Bombardier published this press release today. Essentially, Bombardier announced that it is consolidating three aerospace units into one to be called Bombardier Aviation. And divesting a number of its aerostructures operations, including those in Belfast and Morocco. Alain Bellemare and team are looking to streamline and focus the aerospace side of the organization on business jets as they prepare to address the heavy debt load incurred while developing the C Series and Global 7500.
We’ve been watching this evolution take place over several years now. The C Series found a home with Airbus. The Q400 is on its way to Longview, and the CRJ program remains under a strategic options review. Last fall, the company made two additional moves telegraphing its pivot to business jets. It combined its central engineering function within its business aircraft segment and acquired the Global 7500 wing operations from Triumph. So, today’s announcement should not be that surprising.

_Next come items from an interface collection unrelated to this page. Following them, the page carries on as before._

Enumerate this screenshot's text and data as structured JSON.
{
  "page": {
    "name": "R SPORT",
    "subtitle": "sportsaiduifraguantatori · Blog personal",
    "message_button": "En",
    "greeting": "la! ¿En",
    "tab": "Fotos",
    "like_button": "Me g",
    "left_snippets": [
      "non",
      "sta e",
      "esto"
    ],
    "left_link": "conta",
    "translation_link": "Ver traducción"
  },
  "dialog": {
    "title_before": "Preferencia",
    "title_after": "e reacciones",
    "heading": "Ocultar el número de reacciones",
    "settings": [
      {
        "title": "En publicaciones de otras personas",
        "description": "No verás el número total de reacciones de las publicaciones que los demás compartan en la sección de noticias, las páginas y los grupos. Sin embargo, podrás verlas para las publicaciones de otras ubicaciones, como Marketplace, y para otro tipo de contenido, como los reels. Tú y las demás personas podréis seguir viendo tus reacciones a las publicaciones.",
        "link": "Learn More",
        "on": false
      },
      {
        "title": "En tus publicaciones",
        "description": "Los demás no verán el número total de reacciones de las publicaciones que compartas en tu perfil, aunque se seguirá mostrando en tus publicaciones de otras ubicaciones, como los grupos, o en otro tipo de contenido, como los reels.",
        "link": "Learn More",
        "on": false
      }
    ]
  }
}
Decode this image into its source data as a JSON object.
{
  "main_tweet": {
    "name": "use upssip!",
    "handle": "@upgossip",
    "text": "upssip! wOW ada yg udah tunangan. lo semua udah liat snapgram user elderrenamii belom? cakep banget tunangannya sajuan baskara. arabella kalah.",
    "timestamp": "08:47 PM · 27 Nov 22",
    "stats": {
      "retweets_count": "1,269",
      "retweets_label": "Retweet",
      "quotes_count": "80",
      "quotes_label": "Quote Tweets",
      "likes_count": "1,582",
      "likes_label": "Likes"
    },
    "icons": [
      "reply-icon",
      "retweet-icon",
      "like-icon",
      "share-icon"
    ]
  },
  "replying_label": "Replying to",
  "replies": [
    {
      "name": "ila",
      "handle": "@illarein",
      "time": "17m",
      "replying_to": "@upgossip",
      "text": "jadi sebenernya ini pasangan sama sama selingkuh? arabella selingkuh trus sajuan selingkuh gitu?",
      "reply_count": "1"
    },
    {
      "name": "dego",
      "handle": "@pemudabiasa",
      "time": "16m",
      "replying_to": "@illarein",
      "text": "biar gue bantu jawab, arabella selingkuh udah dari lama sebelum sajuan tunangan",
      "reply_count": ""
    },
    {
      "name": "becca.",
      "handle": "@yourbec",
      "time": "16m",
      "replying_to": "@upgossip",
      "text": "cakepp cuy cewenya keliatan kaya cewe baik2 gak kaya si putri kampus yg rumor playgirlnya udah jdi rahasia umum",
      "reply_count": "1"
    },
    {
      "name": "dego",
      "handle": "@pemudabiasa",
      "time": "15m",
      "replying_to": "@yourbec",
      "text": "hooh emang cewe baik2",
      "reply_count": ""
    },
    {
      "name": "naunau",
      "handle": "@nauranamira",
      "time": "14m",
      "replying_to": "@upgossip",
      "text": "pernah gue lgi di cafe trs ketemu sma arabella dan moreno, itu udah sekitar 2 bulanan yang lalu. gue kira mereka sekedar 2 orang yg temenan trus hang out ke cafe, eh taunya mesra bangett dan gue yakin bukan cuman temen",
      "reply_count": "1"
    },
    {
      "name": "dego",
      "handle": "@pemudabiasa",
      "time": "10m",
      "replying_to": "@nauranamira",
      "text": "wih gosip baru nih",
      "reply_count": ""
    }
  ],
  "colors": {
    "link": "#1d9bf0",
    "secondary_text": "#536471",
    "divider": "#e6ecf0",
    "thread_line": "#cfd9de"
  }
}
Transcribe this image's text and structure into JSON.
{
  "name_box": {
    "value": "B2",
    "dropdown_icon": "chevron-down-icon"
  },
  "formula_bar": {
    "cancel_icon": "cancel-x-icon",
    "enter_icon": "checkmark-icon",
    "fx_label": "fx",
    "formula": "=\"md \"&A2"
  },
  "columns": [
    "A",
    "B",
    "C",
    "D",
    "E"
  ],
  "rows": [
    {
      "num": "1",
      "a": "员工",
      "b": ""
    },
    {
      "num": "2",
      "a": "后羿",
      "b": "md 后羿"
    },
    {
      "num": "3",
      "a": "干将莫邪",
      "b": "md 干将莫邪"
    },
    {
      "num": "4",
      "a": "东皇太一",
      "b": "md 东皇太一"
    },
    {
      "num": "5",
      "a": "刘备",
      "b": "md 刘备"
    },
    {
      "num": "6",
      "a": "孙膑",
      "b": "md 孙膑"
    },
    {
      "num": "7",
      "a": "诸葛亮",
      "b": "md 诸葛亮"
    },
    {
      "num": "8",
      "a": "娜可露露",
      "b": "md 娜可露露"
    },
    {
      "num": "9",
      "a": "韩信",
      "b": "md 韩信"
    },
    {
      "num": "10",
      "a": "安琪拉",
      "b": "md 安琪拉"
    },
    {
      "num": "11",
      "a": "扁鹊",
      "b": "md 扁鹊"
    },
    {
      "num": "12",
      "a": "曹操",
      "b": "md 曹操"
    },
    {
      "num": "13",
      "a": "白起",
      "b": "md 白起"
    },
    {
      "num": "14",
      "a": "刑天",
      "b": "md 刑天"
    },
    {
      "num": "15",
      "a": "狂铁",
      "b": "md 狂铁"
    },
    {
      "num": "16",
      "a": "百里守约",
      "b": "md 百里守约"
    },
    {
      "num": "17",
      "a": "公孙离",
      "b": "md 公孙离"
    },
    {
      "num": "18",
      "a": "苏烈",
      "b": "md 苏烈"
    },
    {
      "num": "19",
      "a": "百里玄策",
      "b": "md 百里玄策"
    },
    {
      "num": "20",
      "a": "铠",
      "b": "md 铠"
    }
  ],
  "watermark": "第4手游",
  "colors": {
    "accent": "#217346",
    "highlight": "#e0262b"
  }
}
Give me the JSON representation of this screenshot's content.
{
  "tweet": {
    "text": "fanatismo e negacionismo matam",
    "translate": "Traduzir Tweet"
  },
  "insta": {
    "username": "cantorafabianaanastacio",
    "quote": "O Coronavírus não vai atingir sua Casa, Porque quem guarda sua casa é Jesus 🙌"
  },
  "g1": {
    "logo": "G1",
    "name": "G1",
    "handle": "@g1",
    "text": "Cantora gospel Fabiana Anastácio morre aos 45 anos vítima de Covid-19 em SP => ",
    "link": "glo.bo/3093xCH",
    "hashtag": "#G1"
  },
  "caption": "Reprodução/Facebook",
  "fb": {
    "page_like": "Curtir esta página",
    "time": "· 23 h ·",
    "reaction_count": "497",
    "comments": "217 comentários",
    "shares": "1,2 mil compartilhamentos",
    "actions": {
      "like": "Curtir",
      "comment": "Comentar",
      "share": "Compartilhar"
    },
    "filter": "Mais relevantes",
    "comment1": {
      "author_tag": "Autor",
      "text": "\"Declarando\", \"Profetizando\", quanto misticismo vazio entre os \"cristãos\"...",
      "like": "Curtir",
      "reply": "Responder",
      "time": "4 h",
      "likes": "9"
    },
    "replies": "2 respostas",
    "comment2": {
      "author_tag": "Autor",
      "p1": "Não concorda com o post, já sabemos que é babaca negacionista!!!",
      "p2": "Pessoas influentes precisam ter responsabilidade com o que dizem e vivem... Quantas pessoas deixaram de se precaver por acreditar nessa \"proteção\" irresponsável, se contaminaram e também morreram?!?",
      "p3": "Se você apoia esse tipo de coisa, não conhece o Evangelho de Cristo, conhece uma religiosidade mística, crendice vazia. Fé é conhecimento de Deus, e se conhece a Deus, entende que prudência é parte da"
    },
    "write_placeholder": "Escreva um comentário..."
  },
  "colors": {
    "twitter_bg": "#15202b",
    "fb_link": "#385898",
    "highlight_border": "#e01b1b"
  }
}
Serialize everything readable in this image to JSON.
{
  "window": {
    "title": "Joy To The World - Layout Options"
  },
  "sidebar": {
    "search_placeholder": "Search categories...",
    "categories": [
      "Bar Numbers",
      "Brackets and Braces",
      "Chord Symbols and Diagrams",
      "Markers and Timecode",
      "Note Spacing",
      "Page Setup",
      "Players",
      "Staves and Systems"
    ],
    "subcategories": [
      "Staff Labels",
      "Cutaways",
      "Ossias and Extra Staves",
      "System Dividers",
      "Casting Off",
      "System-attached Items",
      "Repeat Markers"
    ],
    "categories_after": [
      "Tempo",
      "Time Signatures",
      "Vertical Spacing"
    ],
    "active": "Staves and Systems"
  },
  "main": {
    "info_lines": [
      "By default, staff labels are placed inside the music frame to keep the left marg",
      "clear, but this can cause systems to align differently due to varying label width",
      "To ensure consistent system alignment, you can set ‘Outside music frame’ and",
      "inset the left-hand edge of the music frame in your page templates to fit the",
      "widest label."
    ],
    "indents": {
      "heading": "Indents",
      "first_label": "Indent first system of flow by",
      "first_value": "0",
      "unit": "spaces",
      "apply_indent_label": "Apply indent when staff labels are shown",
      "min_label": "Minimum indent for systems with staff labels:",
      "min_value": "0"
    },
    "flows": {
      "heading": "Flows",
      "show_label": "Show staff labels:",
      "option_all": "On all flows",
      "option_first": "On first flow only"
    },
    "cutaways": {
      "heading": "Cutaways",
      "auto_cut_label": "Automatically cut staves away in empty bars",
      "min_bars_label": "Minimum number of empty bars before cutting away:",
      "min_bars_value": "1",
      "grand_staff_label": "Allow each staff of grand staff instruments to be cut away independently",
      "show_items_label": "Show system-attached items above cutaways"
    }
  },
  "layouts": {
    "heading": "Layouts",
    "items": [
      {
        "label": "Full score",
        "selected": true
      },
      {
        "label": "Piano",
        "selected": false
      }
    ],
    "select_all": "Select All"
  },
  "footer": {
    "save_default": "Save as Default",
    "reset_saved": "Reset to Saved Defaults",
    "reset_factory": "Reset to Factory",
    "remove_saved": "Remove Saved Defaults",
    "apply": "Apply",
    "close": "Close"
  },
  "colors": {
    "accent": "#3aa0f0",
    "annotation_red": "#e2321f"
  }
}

The obvious two questions from the announcement are: (i) what about the CRJ and (ii) who are the potential buyers for the operations Bombardier is looking to sell? Airbus is obviously top of the Belfast list given the amount of work they already have coming from that facility. Spirt and or MHI might also see this as an opportunity to diversify their current Boeing heavy portfolio. And, surely some big players in private equity will see value in the assets. Aerostructures, after all, remains a very fragmented market, really the last such segment in commercial aerospace. And, rarely does such a large opportunity with Belfast’s wing capabilities and Morocco’s cost structure come to the market. Bear in the mind the state of the supply chain and how many firms in the supply chain are being snapped up. These facilities should be an easy sell at full retail.
As for the CRJ, we still think a partnership with or sale to a new commercial aircraft OEM looking to gain solid customer relationships, an established aftermarket business and, most importantly, aircraft certification experience make a lot of sense. One thing is clear following the Boeing 737 MAX situation, aircraft certification expertise has become more valuable. We’ll see what happens here, but if no deal can be had it looks like Bombardier is prepared to put the CRJ into a leaner more streamlined organization.
Co-Founder AirInsight. My previous life includes stints at Shell South Africa, CIC Research, and PA Consulting. Got bitten by the aviation bug and ended up an Avgeek. Then the data bug got me, making me a curious Avgeek seeking data-driven logic. Also, I appreciate conversations with smart people from whom I learn so much. Summary: I am very fortunate to work with and converse with great people.